The most important factor affecting Japan’s continued non-nuclear posture is the credibility it places in US extended deterrence. Credibility is a highly subjective criterion, depending more on perceptions than reality. On the campaign trail in 2016, candidate Donald Trump’s disparaging comments about Japan and South Korea undermined the confidence allies had about US willingness to come to their defense. His off-hand remarks played directly into North Korea’s decoupling strategy. As president, Trump generally has stuck to scripted US policy on extended deterrence. Yet there have been notable lapses, such as when he purposely failed to reaffirm the NATO Article V commitment when speaking at NATO headquarters in Brussels in May 2017.
What withdrawing US troops would mean to East Asia
Musing about prematurely withdrawing US troops from South Korea is another such lapse. It stimulates security concerns not just in the ROK but also in Japan, which then would become the only nation in East Asia to permanently host US forces. A withdrawal of US forces while North Korea retains its nuclear arsenal and China’s continues to grow would leave Japan feeling exposed and worried that US troops there would be next.
Japan will not easily be propelled down a nuclear-weapons path. A so-called “nuclear allergy” remains deeply rooted in the Japanese psyche. While Japan may have the technical capability to build rudimentary nuclear weapons in as short as a year, overcoming societal and legal barriers would probably prove to be more challenging unless stimulated by a rapid deterioration of Japan’s security environment. A failed US-DPRK summit and resumption of North Korean missile testing could be one such shock. A hasty US retreat could be another.
Putting in place lasting solutions will take a sustained effort
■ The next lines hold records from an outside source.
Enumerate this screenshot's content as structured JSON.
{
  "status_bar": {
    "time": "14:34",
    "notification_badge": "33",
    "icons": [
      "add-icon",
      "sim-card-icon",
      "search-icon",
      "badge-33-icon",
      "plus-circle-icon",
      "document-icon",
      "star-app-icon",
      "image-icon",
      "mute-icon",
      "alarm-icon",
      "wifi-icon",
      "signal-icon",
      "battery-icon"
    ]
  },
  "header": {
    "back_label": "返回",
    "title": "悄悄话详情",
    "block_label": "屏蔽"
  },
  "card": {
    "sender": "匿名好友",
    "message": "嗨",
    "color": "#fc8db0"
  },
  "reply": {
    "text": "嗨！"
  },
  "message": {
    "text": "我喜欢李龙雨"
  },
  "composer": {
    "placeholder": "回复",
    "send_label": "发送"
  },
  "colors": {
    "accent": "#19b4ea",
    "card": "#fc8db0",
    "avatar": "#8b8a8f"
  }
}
All parties should maintain a steady and patient posture and keep their eyes on the goal of a secure and peaceful Korean Peninsula. One-day summits can make for dramatic turning points, but putting in place lasting solutions will take a sustained effort. A diplomatic framework is needed that provides for reciprocal steps toward denuclearization and a sustainable peace. Meanwhile, it will be important for the United States and other parties to support ROK President Moon in his peaceful quest, because it is his nation that will bear the greatest burden if diplomacy sours and is supplanted by military options.